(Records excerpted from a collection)
:::
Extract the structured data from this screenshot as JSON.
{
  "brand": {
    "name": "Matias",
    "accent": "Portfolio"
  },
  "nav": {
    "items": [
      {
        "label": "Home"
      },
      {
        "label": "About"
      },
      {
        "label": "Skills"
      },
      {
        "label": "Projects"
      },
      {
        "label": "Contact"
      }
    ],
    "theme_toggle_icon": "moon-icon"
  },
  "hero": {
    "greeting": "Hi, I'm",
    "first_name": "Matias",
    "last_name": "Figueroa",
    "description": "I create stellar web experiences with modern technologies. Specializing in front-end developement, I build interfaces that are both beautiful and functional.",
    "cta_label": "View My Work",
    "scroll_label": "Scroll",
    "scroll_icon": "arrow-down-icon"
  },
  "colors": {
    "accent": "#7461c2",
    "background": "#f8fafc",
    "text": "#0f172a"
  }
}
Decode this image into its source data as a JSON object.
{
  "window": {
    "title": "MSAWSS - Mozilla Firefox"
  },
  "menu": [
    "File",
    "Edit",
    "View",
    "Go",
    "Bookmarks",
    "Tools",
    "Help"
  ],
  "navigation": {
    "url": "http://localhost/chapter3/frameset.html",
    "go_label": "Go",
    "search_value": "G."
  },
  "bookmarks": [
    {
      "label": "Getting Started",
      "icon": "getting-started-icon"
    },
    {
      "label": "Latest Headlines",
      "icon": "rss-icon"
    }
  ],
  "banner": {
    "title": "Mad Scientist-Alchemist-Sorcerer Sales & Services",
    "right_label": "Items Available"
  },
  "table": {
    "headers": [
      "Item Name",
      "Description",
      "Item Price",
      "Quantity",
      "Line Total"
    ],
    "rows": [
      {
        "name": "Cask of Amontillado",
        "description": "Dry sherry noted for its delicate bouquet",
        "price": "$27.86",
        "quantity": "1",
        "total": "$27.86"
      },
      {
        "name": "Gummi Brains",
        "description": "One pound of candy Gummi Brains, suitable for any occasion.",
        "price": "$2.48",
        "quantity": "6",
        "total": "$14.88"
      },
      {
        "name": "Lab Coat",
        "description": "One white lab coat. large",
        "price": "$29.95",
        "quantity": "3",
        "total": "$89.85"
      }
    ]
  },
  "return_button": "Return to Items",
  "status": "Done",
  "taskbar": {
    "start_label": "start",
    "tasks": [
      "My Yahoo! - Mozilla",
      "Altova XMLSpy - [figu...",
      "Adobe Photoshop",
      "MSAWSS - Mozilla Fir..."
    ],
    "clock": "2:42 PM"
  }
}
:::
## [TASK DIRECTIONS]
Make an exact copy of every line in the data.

## [TASK OUTPUT]
Extract the structured data from this screenshot as JSON.
{
  "brand": {
    "name": "Matias",
    "accent": "Portfolio"
  },
  "nav": {
    "items": [
      {
        "label": "Home"
      },
      {
        "label": "About"
      },
      {
        "label": "Skills"
      },
      {
        "label": "Projects"
      },
      {
        "label": "Contact"
      }
    ],
    "theme_toggle_icon": "moon-icon"
  },
  "hero": {
    "greeting": "Hi, I'm",
    "first_name": "Matias",
    "last_name": "Figueroa",
    "description": "I create stellar web experiences with modern technologies. Specializing in front-end developement, I build interfaces that are both beautiful and functional.",
    "cta_label": "View My Work",
    "scroll_label": "Scroll",
    "scroll_icon": "arrow-down-icon"
  },
  "colors": {
    "accent": "#7461c2",
    "background": "#f8fafc",
    "text": "#0f172a"
  }
}
Decode this image into its source data as a JSON object.
{
  "window": {
    "title": "MSAWSS - Mozilla Firefox"
  },
  "menu": [
    "File",
    "Edit",
    "View",
    "Go",
    "Bookmarks",
    "Tools",
    "Help"
  ],
  "navigation": {
    "url": "http://localhost/chapter3/frameset.html",
    "go_label": "Go",
    "search_value": "G."
  },
  "bookmarks": [
    {
      "label": "Getting Started",
      "icon": "getting-started-icon"
    },
    {
      "label": "Latest Headlines",
      "icon": "rss-icon"
    }
  ],
  "banner": {
    "title": "Mad Scientist-Alchemist-Sorcerer Sales & Services",
    "right_label": "Items Available"
  },
  "table": {
    "headers": [
      "Item Name",
      "Description",
      "Item Price",
      "Quantity",
      "Line Total"
    ],
    "rows": [
      {
        "name": "Cask of Amontillado",
        "description": "Dry sherry noted for its delicate bouquet",
        "price": "$27.86",
        "quantity": "1",
        "total": "$27.86"
      },
      {
        "name": "Gummi Brains",
        "description": "One pound of candy Gummi Brains, suitable for any occasion.",
        "price": "$2.48",
        "quantity": "6",
        "total": "$14.88"
      },
      {
        "name": "Lab Coat",
        "description": "One white lab coat. large",
        "price": "$29.95",
        "quantity": "3",
        "total": "$89.85"
      }
    ]
  },
  "return_button": "Return to Items",
  "status": "Done",
  "taskbar": {
    "start_label": "start",
    "tasks": [
      "My Yahoo! - Mozilla",
      "Altova XMLSpy - [figu...",
      "Adobe Photoshop",
      "MSAWSS - Mozilla Fir..."
    ],
    "clock": "2:42 PM"
  }
}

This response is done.